**Action item**. Produce a faithful copy of the data, one that leaves out the pictures.

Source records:

——

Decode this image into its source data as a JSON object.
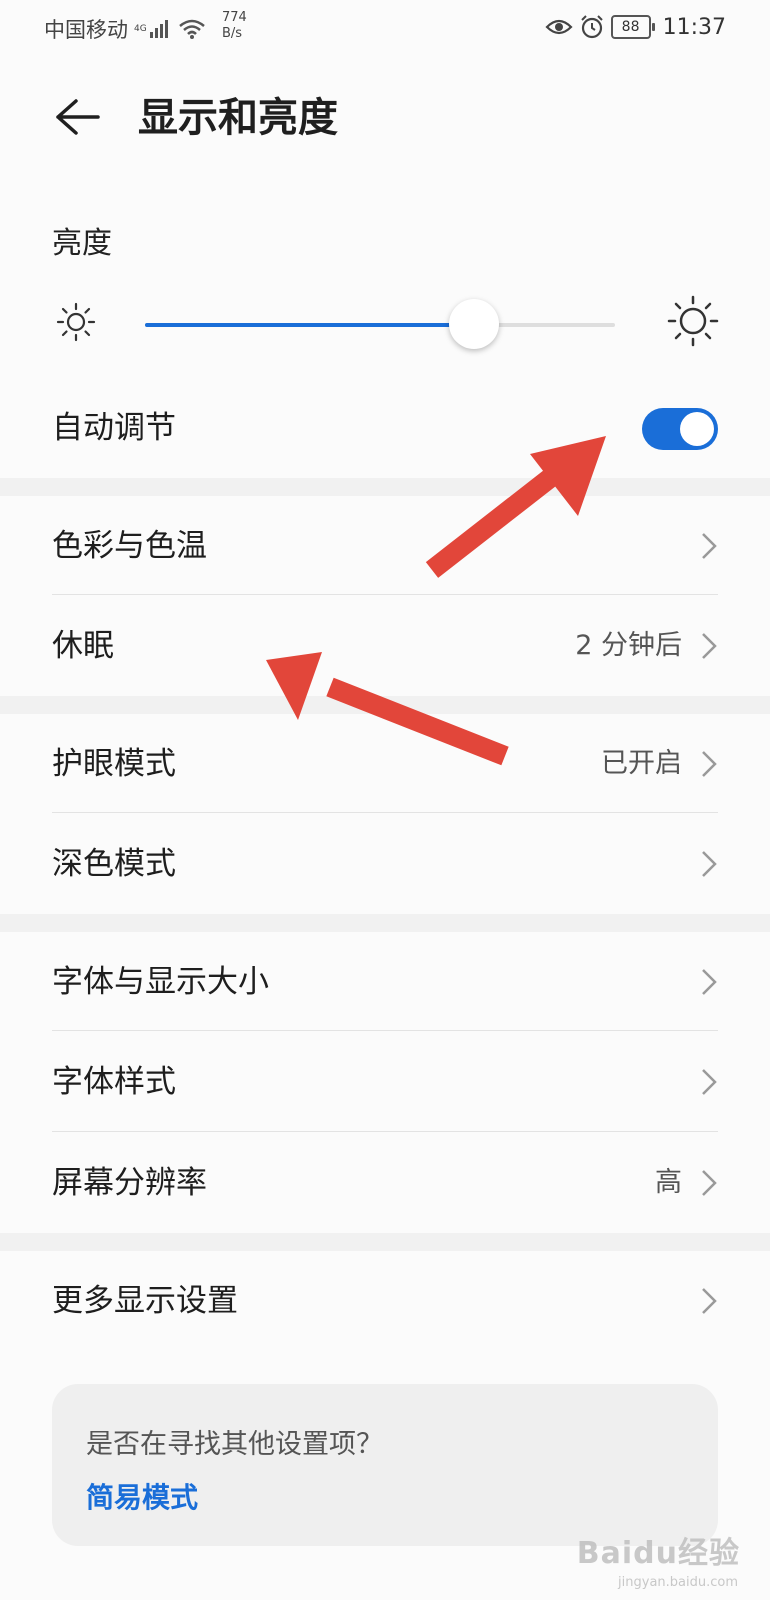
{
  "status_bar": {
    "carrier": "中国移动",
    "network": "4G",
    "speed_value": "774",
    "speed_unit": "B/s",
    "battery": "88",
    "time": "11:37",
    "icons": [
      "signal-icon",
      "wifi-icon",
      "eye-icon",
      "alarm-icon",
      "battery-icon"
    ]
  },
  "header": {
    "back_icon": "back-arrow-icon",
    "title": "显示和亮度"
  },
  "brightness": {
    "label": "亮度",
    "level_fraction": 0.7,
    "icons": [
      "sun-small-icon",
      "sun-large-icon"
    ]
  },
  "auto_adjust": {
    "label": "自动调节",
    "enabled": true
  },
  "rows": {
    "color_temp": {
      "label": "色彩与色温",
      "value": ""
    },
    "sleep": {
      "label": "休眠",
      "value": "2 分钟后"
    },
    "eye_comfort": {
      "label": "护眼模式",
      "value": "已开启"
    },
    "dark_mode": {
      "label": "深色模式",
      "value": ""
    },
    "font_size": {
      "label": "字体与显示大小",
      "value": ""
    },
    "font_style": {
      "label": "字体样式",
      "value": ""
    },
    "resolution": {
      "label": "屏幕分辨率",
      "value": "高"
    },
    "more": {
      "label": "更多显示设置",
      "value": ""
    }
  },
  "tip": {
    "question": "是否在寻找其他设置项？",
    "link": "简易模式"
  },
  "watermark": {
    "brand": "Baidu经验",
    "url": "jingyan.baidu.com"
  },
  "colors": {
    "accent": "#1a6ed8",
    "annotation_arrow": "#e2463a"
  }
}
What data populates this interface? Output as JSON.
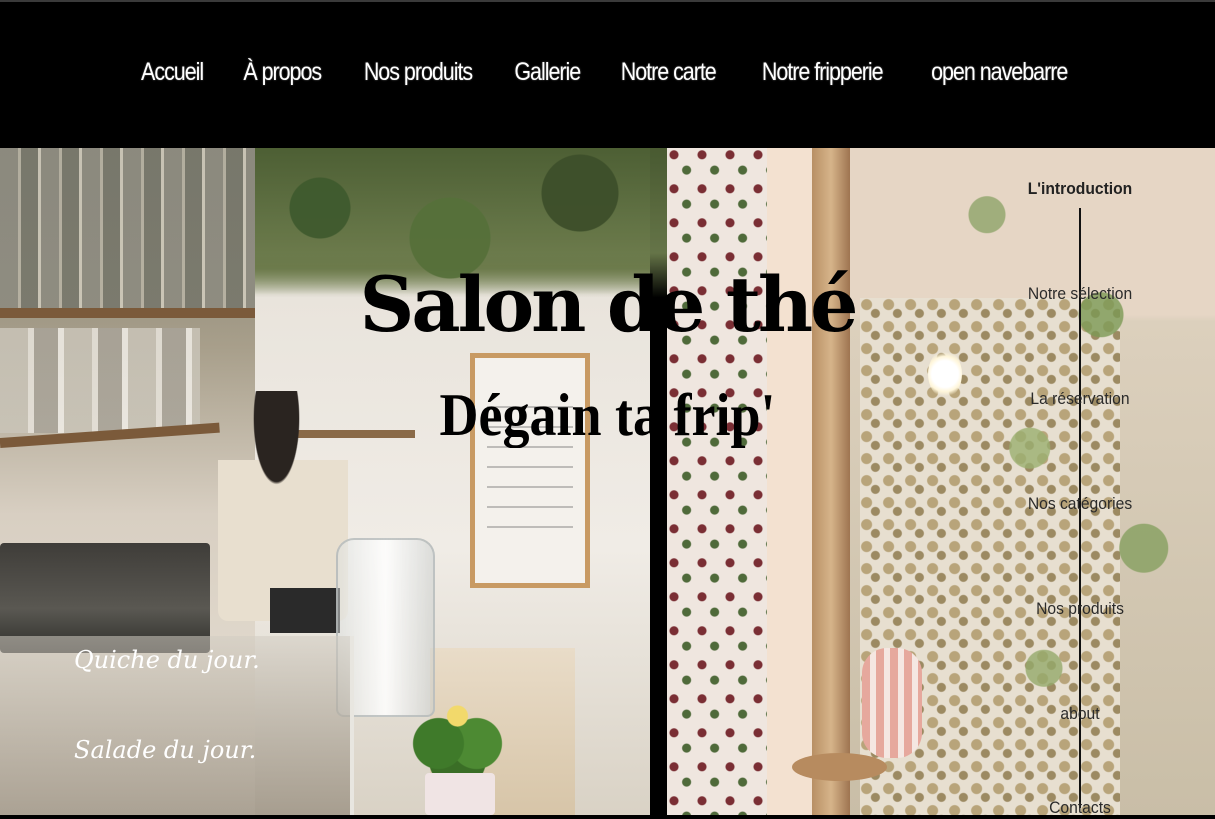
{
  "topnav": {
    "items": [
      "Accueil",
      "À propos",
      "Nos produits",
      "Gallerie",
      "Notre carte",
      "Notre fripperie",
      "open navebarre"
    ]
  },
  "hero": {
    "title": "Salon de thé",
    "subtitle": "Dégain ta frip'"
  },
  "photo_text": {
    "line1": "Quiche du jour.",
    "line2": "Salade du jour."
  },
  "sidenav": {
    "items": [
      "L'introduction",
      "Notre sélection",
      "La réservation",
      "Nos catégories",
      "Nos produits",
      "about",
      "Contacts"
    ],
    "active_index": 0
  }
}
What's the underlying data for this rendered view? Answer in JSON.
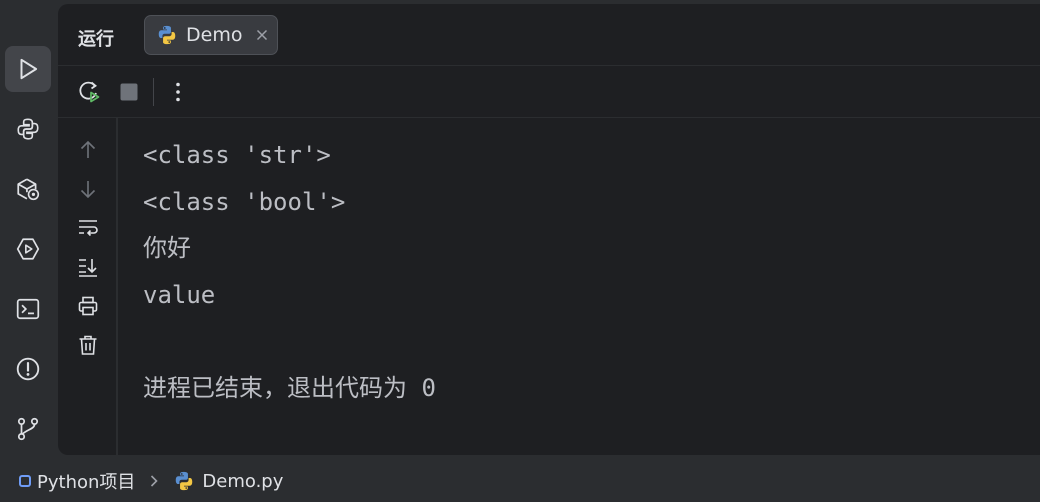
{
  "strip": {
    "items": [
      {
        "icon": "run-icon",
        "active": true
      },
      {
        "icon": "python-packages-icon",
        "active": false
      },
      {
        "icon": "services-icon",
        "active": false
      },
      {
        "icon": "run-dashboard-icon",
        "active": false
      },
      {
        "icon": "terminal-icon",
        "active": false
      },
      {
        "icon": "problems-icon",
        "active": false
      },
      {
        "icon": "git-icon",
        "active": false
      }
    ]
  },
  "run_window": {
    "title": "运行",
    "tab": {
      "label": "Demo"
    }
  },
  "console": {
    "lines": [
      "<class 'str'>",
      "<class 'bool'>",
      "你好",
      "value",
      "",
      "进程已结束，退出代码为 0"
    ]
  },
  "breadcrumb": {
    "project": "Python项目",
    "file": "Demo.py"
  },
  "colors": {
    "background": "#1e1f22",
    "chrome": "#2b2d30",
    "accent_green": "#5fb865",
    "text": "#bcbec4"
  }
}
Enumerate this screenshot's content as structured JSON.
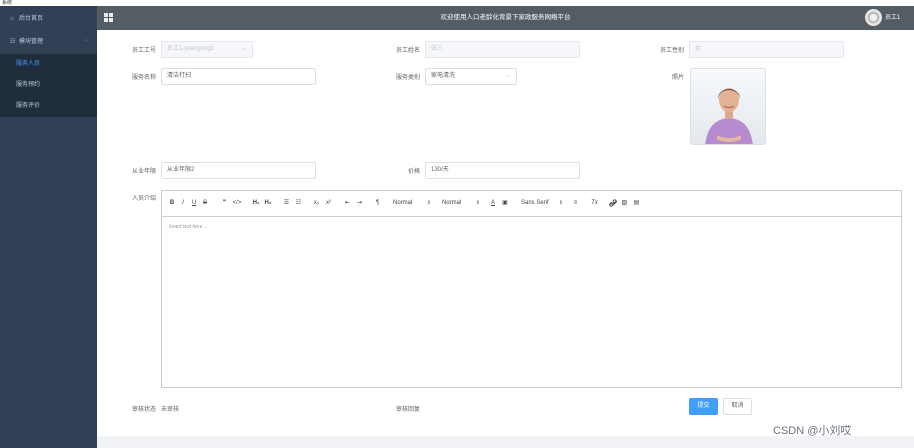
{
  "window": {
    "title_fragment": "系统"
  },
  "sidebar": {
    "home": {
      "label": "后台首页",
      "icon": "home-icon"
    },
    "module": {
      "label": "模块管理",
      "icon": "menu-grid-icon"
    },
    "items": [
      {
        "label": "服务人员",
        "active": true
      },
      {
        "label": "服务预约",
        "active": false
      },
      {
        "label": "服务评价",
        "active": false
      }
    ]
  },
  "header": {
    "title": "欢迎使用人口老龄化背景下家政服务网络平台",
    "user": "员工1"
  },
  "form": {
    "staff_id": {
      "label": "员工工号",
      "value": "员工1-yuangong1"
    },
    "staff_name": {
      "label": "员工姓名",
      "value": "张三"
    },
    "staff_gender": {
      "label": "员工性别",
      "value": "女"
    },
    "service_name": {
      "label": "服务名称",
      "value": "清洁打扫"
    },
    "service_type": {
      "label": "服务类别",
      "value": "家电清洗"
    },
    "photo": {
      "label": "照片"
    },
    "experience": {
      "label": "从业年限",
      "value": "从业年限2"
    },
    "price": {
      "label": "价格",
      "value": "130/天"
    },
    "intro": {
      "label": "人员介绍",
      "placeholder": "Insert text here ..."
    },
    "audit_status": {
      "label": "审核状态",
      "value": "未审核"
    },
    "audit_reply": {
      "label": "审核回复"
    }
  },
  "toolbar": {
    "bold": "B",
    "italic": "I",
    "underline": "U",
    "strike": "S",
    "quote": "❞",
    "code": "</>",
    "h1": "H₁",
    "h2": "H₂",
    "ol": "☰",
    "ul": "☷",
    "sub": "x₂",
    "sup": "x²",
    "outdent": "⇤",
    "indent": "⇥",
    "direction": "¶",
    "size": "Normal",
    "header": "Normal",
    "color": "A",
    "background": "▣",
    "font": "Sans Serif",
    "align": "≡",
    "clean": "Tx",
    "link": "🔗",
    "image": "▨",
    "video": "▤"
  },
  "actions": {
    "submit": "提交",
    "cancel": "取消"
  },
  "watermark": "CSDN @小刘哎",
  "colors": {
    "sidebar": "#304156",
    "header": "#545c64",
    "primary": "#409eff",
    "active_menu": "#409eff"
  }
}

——

**Output for this task**.
Decode this image into its source data as a JSON object.
{
  "status_bar": {
    "carrier": "中国移动",
    "network": "4G",
    "speed_value": "774",
    "speed_unit": "B/s",
    "battery": "88",
    "time": "11:37",
    "icons": [
      "signal-icon",
      "wifi-icon",
      "eye-icon",
      "alarm-icon",
      "battery-icon"
    ]
  },
  "header": {
    "back_icon": "back-arrow-icon",
    "title": "显示和亮度"
  },
  "brightness": {
    "label": "亮度",
    "level_fraction": 0.7,
    "icons": [
      "sun-small-icon",
      "sun-large-icon"
    ]
  },
  "auto_adjust": {
    "label": "自动调节",
    "enabled": true
  },
  "rows": {
    "color_temp": {
      "label": "色彩与色温",
      "value": ""
    },
    "sleep": {
      "label": "休眠",
      "value": "2 分钟后"
    },
    "eye_comfort": {
      "label": "护眼模式",
      "value": "已开启"
    },
    "dark_mode": {
      "label": "深色模式",
      "value": ""
    },
    "font_size": {
      "label": "字体与显示大小",
      "value": ""
    },
    "font_style": {
      "label": "字体样式",
      "value": ""
    },
    "resolution": {
      "label": "屏幕分辨率",
      "value": "高"
    },
    "more": {
      "label": "更多显示设置",
      "value": ""
    }
  },
  "tip": {
    "question": "是否在寻找其他设置项？",
    "link": "简易模式"
  },
  "watermark": {
    "brand": "Baidu经验",
    "url": "jingyan.baidu.com"
  },
  "colors": {
    "accent": "#1a6ed8",
    "annotation_arrow": "#e2463a"
  }
}
What data populates this interface? Output as JSON.
{
  "topnav": {
    "items": [
      "Accueil",
      "À propos",
      "Nos produits",
      "Gallerie",
      "Notre carte",
      "Notre fripperie",
      "open navebarre"
    ]
  },
  "hero": {
    "title": "Salon de thé",
    "subtitle": "Dégain ta frip'"
  },
  "photo_text": {
    "line1": "Quiche du jour.",
    "line2": "Salade du jour."
  },
  "sidenav": {
    "items": [
      "L'introduction",
      "Notre sélection",
      "La réservation",
      "Nos catégories",
      "Nos produits",
      "about",
      "Contacts"
    ],
    "active_index": 0
  }
}
What's the underlying data for this rendered view? Answer in JSON.
{
  "strip": {
    "items": [
      {
        "icon": "run-icon",
        "active": true
      },
      {
        "icon": "python-packages-icon",
        "active": false
      },
      {
        "icon": "services-icon",
        "active": false
      },
      {
        "icon": "run-dashboard-icon",
        "active": false
      },
      {
        "icon": "terminal-icon",
        "active": false
      },
      {
        "icon": "problems-icon",
        "active": false
      },
      {
        "icon": "git-icon",
        "active": false
      }
    ]
  },
  "run_window": {
    "title": "运行",
    "tab": {
      "label": "Demo"
    }
  },
  "console": {
    "lines": [
      "<class 'str'>",
      "<class 'bool'>",
      "你好",
      "value",
      "",
      "进程已结束，退出代码为 0"
    ]
  },
  "breadcrumb": {
    "project": "Python项目",
    "file": "Demo.py"
  },
  "colors": {
    "background": "#1e1f22",
    "chrome": "#2b2d30",
    "accent_green": "#5fb865",
    "text": "#bcbec4"
  }
}
Enumerate this screenshot's content as structured JSON.
{
  "window": {
    "title_fragment": "系统"
  },
  "sidebar": {
    "home": {
      "label": "后台首页",
      "icon": "home-icon"
    },
    "module": {
      "label": "模块管理",
      "icon": "menu-grid-icon"
    },
    "items": [
      {
        "label": "服务人员",
        "active": true
      },
      {
        "label": "服务预约",
        "active": false
      },
      {
        "label": "服务评价",
        "active": false
      }
    ]
  },
  "header": {
    "title": "欢迎使用人口老龄化背景下家政服务网络平台",
    "user": "员工1"
  },
  "form": {
    "staff_id": {
      "label": "员工工号",
      "value": "员工1-yuangong1"
    },
    "staff_name": {
      "label": "员工姓名",
      "value": "张三"
    },
    "staff_gender": {
      "label": "员工性别",
      "value": "女"
    },
    "service_name": {
      "label": "服务名称",
      "value": "清洁打扫"
    },
    "service_type": {
      "label": "服务类别",
      "value": "家电清洗"
    },
    "photo": {
      "label": "照片"
    },
    "experience": {
      "label": "从业年限",
      "value": "从业年限2"
    },
    "price": {
      "label": "价格",
      "value": "130/天"
    },
    "intro": {
      "label": "人员介绍",
      "placeholder": "Insert text here ..."
    },
    "audit_status": {
      "label": "审核状态",
      "value": "未审核"
    },
    "audit_reply": {
      "label": "审核回复"
    }
  },
  "toolbar": {
    "bold": "B",
    "italic": "I",
    "underline": "U",
    "strike": "S",
    "quote": "❞",
    "code": "</>",
    "h1": "H₁",
    "h2": "H₂",
    "ol": "☰",
    "ul": "☷",
    "sub": "x₂",
    "sup": "x²",
    "outdent": "⇤",
    "indent": "⇥",
    "direction": "¶",
    "size": "Normal",
    "header": "Normal",
    "color": "A",
    "background": "▣",
    "font": "Sans Serif",
    "align": "≡",
    "clean": "Tx",
    "link": "🔗",
    "image": "▨",
    "video": "▤"
  },
  "actions": {
    "submit": "提交",
    "cancel": "取消"
  },
  "watermark": "CSDN @小刘哎",
  "colors": {
    "sidebar": "#304156",
    "header": "#545c64",
    "primary": "#409eff",
    "active_menu": "#409eff"
  }
}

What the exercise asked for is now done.